**WHAT TO DO:**
Examine each line of the data, and copy the ones containing "JSON".

**INFORMATION GIVEN:**

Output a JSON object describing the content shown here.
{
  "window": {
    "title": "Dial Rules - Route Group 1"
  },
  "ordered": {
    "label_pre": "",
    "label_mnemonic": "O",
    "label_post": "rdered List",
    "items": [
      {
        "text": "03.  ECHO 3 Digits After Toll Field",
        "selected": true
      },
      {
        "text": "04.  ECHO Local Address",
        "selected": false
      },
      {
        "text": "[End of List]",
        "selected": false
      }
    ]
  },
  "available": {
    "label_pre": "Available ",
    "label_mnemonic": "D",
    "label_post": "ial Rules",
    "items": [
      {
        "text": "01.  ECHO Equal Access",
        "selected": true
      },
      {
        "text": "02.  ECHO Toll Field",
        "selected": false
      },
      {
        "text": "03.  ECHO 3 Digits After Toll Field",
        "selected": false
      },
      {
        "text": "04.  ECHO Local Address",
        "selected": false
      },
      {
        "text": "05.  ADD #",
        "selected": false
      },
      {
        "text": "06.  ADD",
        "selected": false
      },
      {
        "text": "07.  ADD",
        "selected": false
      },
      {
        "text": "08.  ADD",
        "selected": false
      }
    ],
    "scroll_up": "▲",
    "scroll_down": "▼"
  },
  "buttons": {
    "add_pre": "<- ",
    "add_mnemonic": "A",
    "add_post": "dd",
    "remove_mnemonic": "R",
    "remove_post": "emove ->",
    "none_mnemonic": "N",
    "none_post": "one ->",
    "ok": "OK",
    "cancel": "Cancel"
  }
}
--
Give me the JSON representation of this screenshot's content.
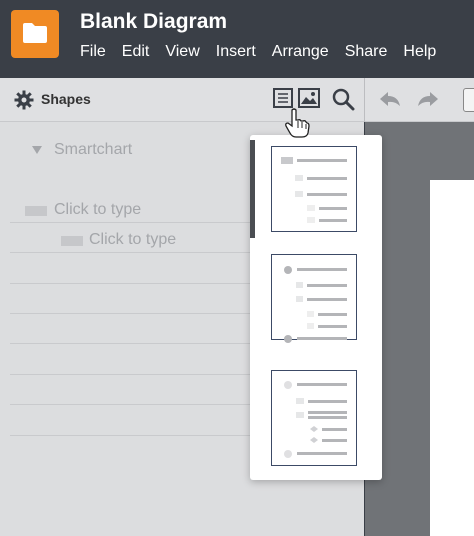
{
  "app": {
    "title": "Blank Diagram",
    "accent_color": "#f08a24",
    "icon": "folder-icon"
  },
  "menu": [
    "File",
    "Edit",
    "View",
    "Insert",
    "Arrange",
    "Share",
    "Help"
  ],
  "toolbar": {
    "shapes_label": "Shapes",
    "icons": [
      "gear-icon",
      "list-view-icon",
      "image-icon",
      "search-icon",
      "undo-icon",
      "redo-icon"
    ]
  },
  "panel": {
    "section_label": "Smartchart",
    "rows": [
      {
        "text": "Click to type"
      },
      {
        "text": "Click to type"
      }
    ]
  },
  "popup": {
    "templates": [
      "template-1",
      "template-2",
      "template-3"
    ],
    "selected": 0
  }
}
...
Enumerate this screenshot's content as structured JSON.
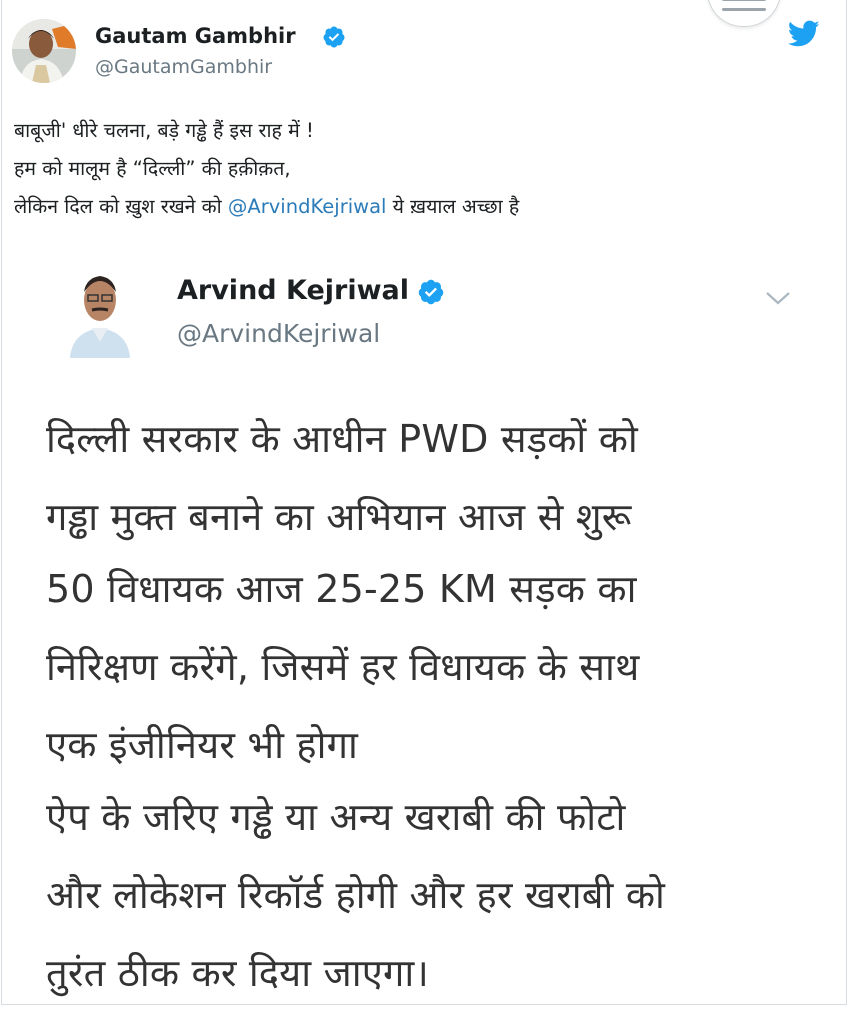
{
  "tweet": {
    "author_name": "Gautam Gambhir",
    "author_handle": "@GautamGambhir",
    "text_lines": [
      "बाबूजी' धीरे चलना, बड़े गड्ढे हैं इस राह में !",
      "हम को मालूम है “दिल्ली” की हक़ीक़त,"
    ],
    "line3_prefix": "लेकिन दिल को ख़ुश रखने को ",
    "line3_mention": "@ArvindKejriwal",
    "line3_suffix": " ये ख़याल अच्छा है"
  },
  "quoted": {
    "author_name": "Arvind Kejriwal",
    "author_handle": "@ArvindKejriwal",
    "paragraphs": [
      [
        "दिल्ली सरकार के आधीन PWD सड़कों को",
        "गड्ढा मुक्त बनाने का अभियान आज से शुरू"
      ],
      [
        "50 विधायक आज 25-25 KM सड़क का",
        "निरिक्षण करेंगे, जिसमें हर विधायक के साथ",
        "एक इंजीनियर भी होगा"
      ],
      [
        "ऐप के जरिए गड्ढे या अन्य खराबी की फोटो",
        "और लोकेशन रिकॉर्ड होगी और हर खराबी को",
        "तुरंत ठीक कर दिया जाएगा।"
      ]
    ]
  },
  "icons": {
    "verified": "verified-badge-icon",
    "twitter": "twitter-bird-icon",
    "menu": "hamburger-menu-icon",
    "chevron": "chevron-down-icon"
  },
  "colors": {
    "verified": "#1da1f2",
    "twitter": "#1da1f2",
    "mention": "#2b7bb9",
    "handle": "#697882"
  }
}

**RESULT:**
Output a JSON object describing the content shown here.
Give me the JSON representation of this screenshot's content.
Enumerate this screenshot's content as structured JSON.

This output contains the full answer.